# Does Frobenius theorem apply to vector-valued function?

We know Frobenius theorem handle pde systems like $\{Xf=0, Yf=0\}$ requiring Lie bracket $[X,Y]\equiv 0 \mod X, Y$ for completely integrability of the system. However, how to handle systems like $\{Xf+Yg=0\}$. For example, how to solve $\frac{\partial u_i}{\partial x_j}=\frac{\partial u_j}{\partial x_i}$ for $i,j=1..n$?

-
Your example is about the closedness of the differential 1-form $\omega=u_1dx_1+\ldots+u_ndx_n$, which has the solution $u_i=\frac{\partial F}{\partial x_i}$, with arbitrary $F$. Concerning the general question, I would think in terms of differential consequences and prolongations (see, e.g., Kuranishi's "On E. Cartan's prolongation theorem of exterior differential systems."): in this context, "integrability" means that the prolonged system projects back to the whole original one (you may check that this reduces to the Frobenius theorem in the case of a PDE given by vector fields). – Giovanni Moreno Aug 28 '13 at 9:19
Thank you for the complement. How do you get the solution? By Poincare lemma or other stuffs? And I'm only a beginner on differential geometry and feel it hard to reduce? Could it be successfully reduced or just your suggestion? Would you mind offering more explanation? – Shuchang Aug 29 '13 at 4:06

[too long for a comment] Yes, the solution follows precisely from the Poincare' lemma.
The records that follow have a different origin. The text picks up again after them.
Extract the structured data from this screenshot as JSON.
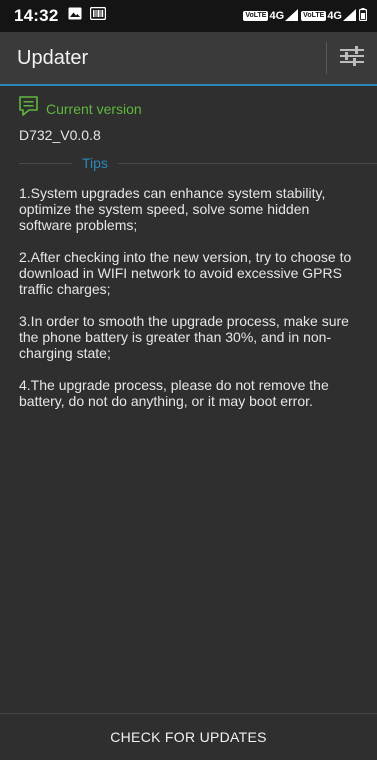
{
  "status_bar": {
    "time": "14:32",
    "icons": [
      "image-icon",
      "barcode-icon",
      "signal-icon",
      "signal-icon",
      "battery-icon"
    ],
    "sim1_network": "4G",
    "sim2_network": "4G",
    "volte_label": "VoLTE"
  },
  "app_bar": {
    "title": "Updater",
    "settings_icon": "sliders-icon"
  },
  "current_version": {
    "label": "Current version",
    "value": "D732_V0.0.8",
    "icon": "message-icon"
  },
  "tips": {
    "label": "Tips",
    "items": [
      "1.System upgrades can enhance system stability, optimize the system speed, solve some hidden software problems;",
      " 2.After checking into the new version, try to choose to download in WIFI network to avoid excessive GPRS traffic charges;",
      " 3.In order to smooth the upgrade process, make sure the phone battery is greater than 30%, and in non-charging state;",
      " 4.The upgrade process, please do not remove the battery, do not do anything, or it may boot error."
    ]
  },
  "check_button": {
    "label": "CHECK FOR UPDATES"
  },
  "colors": {
    "accent_blue": "#2a88b8",
    "accent_green": "#5fb83d",
    "background": "#2f2f2f",
    "app_bar": "#3a3a3a"
  }
}
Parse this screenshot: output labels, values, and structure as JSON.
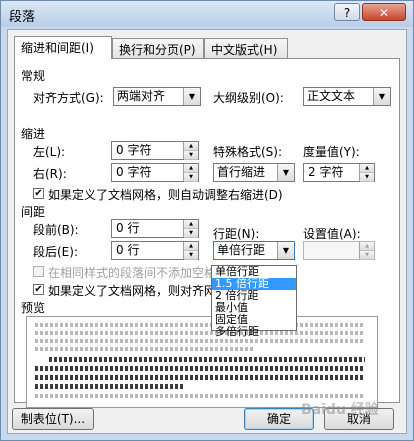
{
  "window": {
    "title": "段落",
    "help_glyph": "?",
    "close_glyph": "✕"
  },
  "tabs": [
    {
      "label": "缩进和间距(I)",
      "active": true
    },
    {
      "label": "换行和分页(P)",
      "active": false
    },
    {
      "label": "中文版式(H)",
      "active": false
    }
  ],
  "general": {
    "title": "常规",
    "alignment_label": "对齐方式(G):",
    "alignment_value": "两端对齐",
    "outline_label": "大纲级别(O):",
    "outline_value": "正文文本"
  },
  "indent": {
    "title": "缩进",
    "left_label": "左(L):",
    "left_value": "0 字符",
    "right_label": "右(R):",
    "right_value": "0 字符",
    "special_label": "特殊格式(S):",
    "special_value": "首行缩进",
    "by_label": "度量值(Y):",
    "by_value": "2 字符",
    "autoadjust_label": "如果定义了文档网格，则自动调整右缩进(D)",
    "autoadjust_checked": true
  },
  "spacing": {
    "title": "间距",
    "before_label": "段前(B):",
    "before_value": "0 行",
    "after_label": "段后(E):",
    "after_value": "0 行",
    "line_label": "行距(N):",
    "line_value": "单倍行距",
    "at_label": "设置值(A):",
    "at_value": "",
    "no_space_label": "在相同样式的段落间不添加空格",
    "no_space_checked": false,
    "snap_label": "如果定义了文档网格，则对齐网",
    "snap_checked": true
  },
  "line_spacing_options": [
    "单倍行距",
    "1.5 倍行距",
    "2 倍行距",
    "最小值",
    "固定值",
    "多倍行距"
  ],
  "line_spacing_highlighted": "1.5 倍行距",
  "preview": {
    "title": "预览"
  },
  "buttons": {
    "tabs": "制表位(T)...",
    "ok": "确定",
    "cancel": "取消"
  },
  "watermark": "Baidu 经验"
}
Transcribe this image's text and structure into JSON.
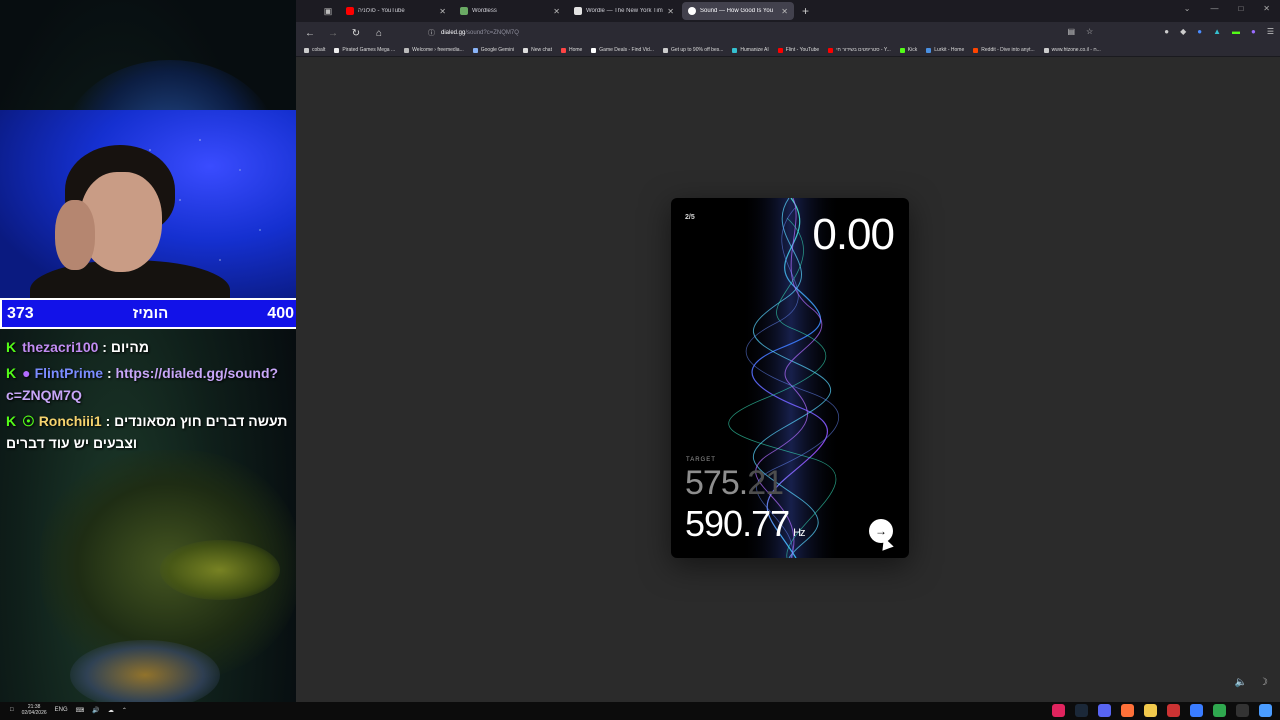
{
  "stream": {
    "score": {
      "left": "373",
      "middle": "הומיז",
      "right": "400"
    },
    "chat": [
      {
        "user": "thezacri100",
        "text": " : מהיום"
      },
      {
        "user": "FlintPrime",
        "text": " : ",
        "link": "https://dialed.gg/sound?c=ZNQM7Q"
      },
      {
        "user": "Ronchiii1",
        "text": " : תעשה דברים חוץ מסאונדים וצבעים יש עוד דברים"
      }
    ]
  },
  "browser": {
    "tabs": [
      {
        "title": "סולוניה - YouTube",
        "color": "#ff0000"
      },
      {
        "title": "Wordless",
        "color": "#6aaa64"
      },
      {
        "title": "Wordle — The New York Times",
        "color": "#e3e3e3"
      },
      {
        "title": "Sound — How Good Is You",
        "color": "#ffffff",
        "active": true
      }
    ],
    "url": {
      "host": "dialed.gg",
      "path": "/sound?c=ZNQM7Q"
    },
    "bookmarks": [
      {
        "label": "cobalt",
        "color": "#cccccc"
      },
      {
        "label": "Pirated Games Mega ...",
        "color": "#eeeeee"
      },
      {
        "label": "Welcome › freemedia...",
        "color": "#bbbbbb"
      },
      {
        "label": "Google Gemini",
        "color": "#8ab4f8"
      },
      {
        "label": "New chat",
        "color": "#dddddd"
      },
      {
        "label": "Home",
        "color": "#ff4444"
      },
      {
        "label": "Game Deals - Find Vid...",
        "color": "#ffffff"
      },
      {
        "label": "Get up to 90% off bes...",
        "color": "#cccccc"
      },
      {
        "label": "Humanize AI",
        "color": "#35c0d0"
      },
      {
        "label": "Flint - YouTube",
        "color": "#ff0000"
      },
      {
        "label": "סטריפטים בשידור חי - Y...",
        "color": "#ff0000"
      },
      {
        "label": "Kick",
        "color": "#53fc18"
      },
      {
        "label": "Lurkit - Home",
        "color": "#4a90e2"
      },
      {
        "label": "Reddit - Dive into anyt...",
        "color": "#ff4500"
      },
      {
        "label": "www.htzone.co.il - ח...",
        "color": "#cccccc"
      }
    ]
  },
  "game": {
    "progress": "2/5",
    "timer": "0.00",
    "target_label": "TARGET",
    "target_int": "575.",
    "target_dec": "21",
    "current": "590.77",
    "unit": "Hz"
  },
  "taskbar": {
    "lang": "ENG",
    "time": "21:38",
    "date": "02/04/2026"
  },
  "colors": {
    "accent_blue": "#1212e8",
    "kick_green": "#53fc18",
    "card_bg": "#000000",
    "page_bg": "#2b2b2b"
  }
}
To see the relationship between Frobenius theorem and the theory of prolongations, let $\pi:\mathbb{R}^2\times\mathbb{R}\to\mathbb{R}^2$ be the trivial bundle, and $x,y$ coordinates on its basis. Let $$X=a\partial_x+b\partial_y$$ $$Y=a'\partial_x+b'\partial_y$$ and regard (any) vector field $X$ as a smooth function $\psi_X$ on the first jet extension $J^1(\pi)$, i.e., the space with coordinates $x,y,u,u_x,u_y$: $$\psi_X=au_x+bu_y.$$ Recall that the function $\psi_X$ is intrinsically defined by the property $$\psi_X\circ j_1(f)=X(f)$$ for any function $f=f(x,y)$. In this "jet formalism", your system of equations corresponds to the sub manifold $E=\{\psi_X=0,\psi_Y=0\}$ of $J^1(\pi)$. Now we must introduce the first prolongation $E^{(1)}$ of $E$, which is a submanifold of $J^2(\pi)$: to define it, take the total derivatives of the functions $\psi_X$ and $\psi_Y$: $$D_x(\psi_X)=a_xu_x+au_{xx}+b_xu_y+bu_{xy}$$ $$D_y(\psi_X)=a_yu_x+au_{xy}+b_yu_y+bu_{yy}$$ $$D_x(\psi_Y)=a'_xu_x+a'u_{xx}+b'_xu_y+b'u_{xy}$$ $$D_y(\psi_Y)=a'_yu_x+a'u_{xy}+b'_yu_y+b'u_{yy}.$$ In terms of ideals, $E$ corresponds to the ideal $I=\mathrm{Span}\{\psi_X,\psi_Y\}$ in $C^\infty(J^1(\pi))$, whereas $E^{(1)}$ corresponds to the ideal $I'=\mathrm{Span}\{\psi_X,\psi_Y,D_x(\psi_X),D_y(\psi_X),D_x(\psi_Y),D_y(\psi_Y)\}$ in $C^\infty(J^2(\pi))$. You should also remember that $C^\infty(J^1(\pi))$ is embedded into $C^\infty(J^2(\pi))$: then, the "algebraic formulation" of formal integrability reads $$I'\cap C^\infty(J^1(\pi)) = I.$$ (Observe that the "$\supseteq$" inclusion always holds).
Now, you can easily check that $I'\cap C^\infty(J^1(\pi))=\mathrm{Span}\{\psi_X,\psi_Y,\psi_{[X,Y]}\}$: basically, you show that the only way (besides taking $\psi_X$ or $\psi_Y$ themselves) to get an element of $C^\infty(J^1(\pi))$ out of the generators of $I'$ is by means of the following $C^\infty(J^1(\pi))$-linear combination: $$aD_x(\psi_Y)+bD_y(\psi_Y)-a'D_x(\psi_X)-b'D_y(\psi_X),$$ which turns out to be exactly $\psi_{[X,Y]}$, i.e., the function associated to the commutator $[X,Y]$. So,"formal integrability" holds if and only if $$\mathrm{Span}\{\psi_X,\psi_Y,\psi_{[X,Y]}\}=\mathrm{Span}\{\psi_X,\psi_Y\},$$ which is just a paraphrase of Frobenius' condition.